No one succeeded to prove that a function must be recursive in order to be effectively calculable. This is (as Post noted) a “working hypothesis” supported by overwhelming evidence. We don’t know of any effectively calculable function which is not recursive, by designing new TMs from existing ones we can obtain new effectively calculable functions from existing ones and TM computability stars in every attempt to understand effective calculability (or these attempts are reducible or equivalent to TM computable functions).
The Turing Machine itself, though abstract, has many “real world” features. It is a blueprint for a computing device with one “ideal” exception: its unbounded memory (the tape is infinite). Despite its hardware appearance (a read/write head which scans a two-dimensional tape inscribed with ones and zeroes, etc.) – it is really a software application, in today’s terminology. It carries out instructions, reads and writes, counts and so on. It is an automaton designed to implement an effective or mechanical method of solving functions (determining the truth value of propositions). If the transition from input to output is deterministic we have a classical automaton – if it is determined by a table of probabilities – we have a probabilistic automaton.
With time and hype, the limitations of TMs were forgotten. No one can say that the Mind is a TM because no one can prove that it is engaged in solving only recursive functions. We can say that TMs can do whatever digital computers are doing – but not that digital computers are TMs by definition. Maybe they are – maybe they are not. We do not know enough about them and about their future.

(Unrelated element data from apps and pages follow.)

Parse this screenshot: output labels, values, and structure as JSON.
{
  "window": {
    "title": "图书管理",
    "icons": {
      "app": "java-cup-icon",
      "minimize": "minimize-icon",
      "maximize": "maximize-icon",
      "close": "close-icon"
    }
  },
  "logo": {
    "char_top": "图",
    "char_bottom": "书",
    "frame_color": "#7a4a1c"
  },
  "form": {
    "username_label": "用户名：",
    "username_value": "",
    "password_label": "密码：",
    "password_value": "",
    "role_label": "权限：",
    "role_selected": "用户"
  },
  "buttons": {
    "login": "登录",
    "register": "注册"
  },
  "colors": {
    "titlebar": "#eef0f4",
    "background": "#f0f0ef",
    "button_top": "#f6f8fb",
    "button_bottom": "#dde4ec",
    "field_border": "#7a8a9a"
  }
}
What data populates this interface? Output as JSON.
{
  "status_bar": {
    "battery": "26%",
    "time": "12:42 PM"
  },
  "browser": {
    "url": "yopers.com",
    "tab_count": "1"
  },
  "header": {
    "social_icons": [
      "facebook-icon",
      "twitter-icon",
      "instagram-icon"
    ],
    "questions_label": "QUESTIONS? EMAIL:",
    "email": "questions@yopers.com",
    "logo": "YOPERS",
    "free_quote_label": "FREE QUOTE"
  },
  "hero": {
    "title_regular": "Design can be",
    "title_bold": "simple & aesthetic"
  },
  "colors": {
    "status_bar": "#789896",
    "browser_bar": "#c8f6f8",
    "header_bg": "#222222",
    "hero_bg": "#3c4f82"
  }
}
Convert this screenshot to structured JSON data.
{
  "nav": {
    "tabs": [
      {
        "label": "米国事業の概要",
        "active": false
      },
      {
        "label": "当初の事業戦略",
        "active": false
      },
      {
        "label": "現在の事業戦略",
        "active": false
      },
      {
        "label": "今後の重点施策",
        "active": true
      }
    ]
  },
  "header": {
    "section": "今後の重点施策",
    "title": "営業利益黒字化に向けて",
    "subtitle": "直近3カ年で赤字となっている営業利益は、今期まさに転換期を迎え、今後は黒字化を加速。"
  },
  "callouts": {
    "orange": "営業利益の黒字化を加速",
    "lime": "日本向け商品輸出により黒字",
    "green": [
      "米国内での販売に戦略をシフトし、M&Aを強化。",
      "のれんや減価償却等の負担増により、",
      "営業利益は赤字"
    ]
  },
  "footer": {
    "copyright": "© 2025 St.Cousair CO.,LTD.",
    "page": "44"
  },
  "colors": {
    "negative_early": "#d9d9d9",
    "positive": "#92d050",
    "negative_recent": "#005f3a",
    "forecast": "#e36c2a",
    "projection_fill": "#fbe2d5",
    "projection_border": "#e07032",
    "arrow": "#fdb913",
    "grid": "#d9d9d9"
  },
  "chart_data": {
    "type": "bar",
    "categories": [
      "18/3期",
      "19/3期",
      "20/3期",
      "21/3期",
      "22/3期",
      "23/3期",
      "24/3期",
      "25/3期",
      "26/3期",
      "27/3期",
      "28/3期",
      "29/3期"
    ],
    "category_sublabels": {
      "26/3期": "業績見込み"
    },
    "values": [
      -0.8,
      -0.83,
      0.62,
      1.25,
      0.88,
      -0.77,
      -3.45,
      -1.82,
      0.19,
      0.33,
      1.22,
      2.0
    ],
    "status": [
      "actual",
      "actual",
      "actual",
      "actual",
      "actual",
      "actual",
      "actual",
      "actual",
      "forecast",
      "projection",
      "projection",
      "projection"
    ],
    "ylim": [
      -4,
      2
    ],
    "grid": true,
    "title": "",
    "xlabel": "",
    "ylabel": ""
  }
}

Moreover, the demand that recursive functions be computable by an UNAIDED human seems to restrict possible equivalents. Inasmuch as computers emulate human computation (Turing did believe so when he helped construct the ACE, at the time the fastest computer in the world) – they are TMs. Functions whose values are calculated by AIDED humans with the contribution of a computer are still recursive. It is when humans are aided by other kinds of instruments that we have a problem. If we use measuring devices to determine the values of a function it does not seem to conform to the definition of a recursive function. So, we can generalize and say that functions whose values are calculated by an AIDED human could be recursive, depending on the apparatus used and on the lack of ingenuity or insight (the latter being, anyhow, a weak, non-rigorous requirement which cannot be formalized).